So, we are headed back to Kingston and roadside vendors have much of what we could want by way of fruit: sweet sop, sour sop, mangoes, plantains, bananas, naseberries, plus honey, molasses, and noni juice. My wife is easily tempted, and when she hears the prices, not for single fruit but for bowlfuls, she’s transported back to our days in Guinea, when we got similar offerings. We buy enough to share. A happy carful.

Buy local, eat local! It’s more than a hollow mantra. I do not like temperate fruit enough for them to get first pick. Sure, I’ll find a use for them, but do I want to pay four times the price just to have blueberries or Bartlett pears? I don’t think so. Those whose income allow, can choose the many imports, but is it because we have to show we can? When I ate jackfruit this week did I wish for something foreign? No. Our visitors don’t come here to eat what they buy in Bethesda. In Gandhian style, it’s good to try to be the change you wish to see.

I’m not on a campaign to erase the US$1 billion food import bill singlehandedly, but I can see ways to dent it.

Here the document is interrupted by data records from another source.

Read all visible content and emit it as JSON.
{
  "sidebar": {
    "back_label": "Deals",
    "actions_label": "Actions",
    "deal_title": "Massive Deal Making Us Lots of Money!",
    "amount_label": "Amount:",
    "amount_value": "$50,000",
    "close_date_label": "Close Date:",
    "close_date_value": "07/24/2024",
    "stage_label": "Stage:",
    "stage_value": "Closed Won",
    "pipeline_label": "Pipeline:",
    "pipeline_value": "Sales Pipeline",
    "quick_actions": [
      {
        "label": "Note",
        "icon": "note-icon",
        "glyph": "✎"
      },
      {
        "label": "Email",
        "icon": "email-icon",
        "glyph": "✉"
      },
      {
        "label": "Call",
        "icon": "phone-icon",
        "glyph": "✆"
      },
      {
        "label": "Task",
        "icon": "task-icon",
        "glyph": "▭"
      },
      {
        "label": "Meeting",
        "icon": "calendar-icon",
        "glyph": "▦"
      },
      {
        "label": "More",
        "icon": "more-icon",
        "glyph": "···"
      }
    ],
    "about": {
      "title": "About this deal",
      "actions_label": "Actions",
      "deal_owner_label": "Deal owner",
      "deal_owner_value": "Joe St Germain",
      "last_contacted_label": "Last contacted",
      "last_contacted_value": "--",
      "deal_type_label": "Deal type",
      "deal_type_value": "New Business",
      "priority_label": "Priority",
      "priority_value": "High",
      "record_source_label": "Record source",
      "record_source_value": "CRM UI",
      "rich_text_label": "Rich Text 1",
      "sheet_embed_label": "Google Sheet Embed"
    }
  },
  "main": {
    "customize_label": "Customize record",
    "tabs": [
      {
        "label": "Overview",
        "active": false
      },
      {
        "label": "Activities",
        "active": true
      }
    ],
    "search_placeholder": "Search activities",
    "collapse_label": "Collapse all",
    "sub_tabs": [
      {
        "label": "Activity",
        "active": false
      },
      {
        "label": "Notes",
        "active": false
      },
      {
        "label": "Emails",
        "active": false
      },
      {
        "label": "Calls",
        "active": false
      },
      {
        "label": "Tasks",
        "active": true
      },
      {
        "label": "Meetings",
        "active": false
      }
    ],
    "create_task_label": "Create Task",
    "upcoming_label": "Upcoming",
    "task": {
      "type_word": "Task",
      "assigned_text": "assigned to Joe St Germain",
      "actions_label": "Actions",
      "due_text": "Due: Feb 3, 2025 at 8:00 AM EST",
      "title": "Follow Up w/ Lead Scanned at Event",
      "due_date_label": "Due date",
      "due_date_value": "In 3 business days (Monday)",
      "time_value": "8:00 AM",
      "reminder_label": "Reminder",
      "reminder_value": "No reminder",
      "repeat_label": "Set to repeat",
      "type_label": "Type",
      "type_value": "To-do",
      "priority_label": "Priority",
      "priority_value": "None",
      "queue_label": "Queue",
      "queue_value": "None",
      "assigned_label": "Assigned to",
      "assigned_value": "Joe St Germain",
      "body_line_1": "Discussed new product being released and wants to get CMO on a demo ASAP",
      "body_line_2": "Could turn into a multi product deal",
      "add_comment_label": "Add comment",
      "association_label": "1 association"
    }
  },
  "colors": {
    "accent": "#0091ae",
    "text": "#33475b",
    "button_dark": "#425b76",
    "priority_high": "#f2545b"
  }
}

Now, I’m going to check how my little market garden is starting to grow.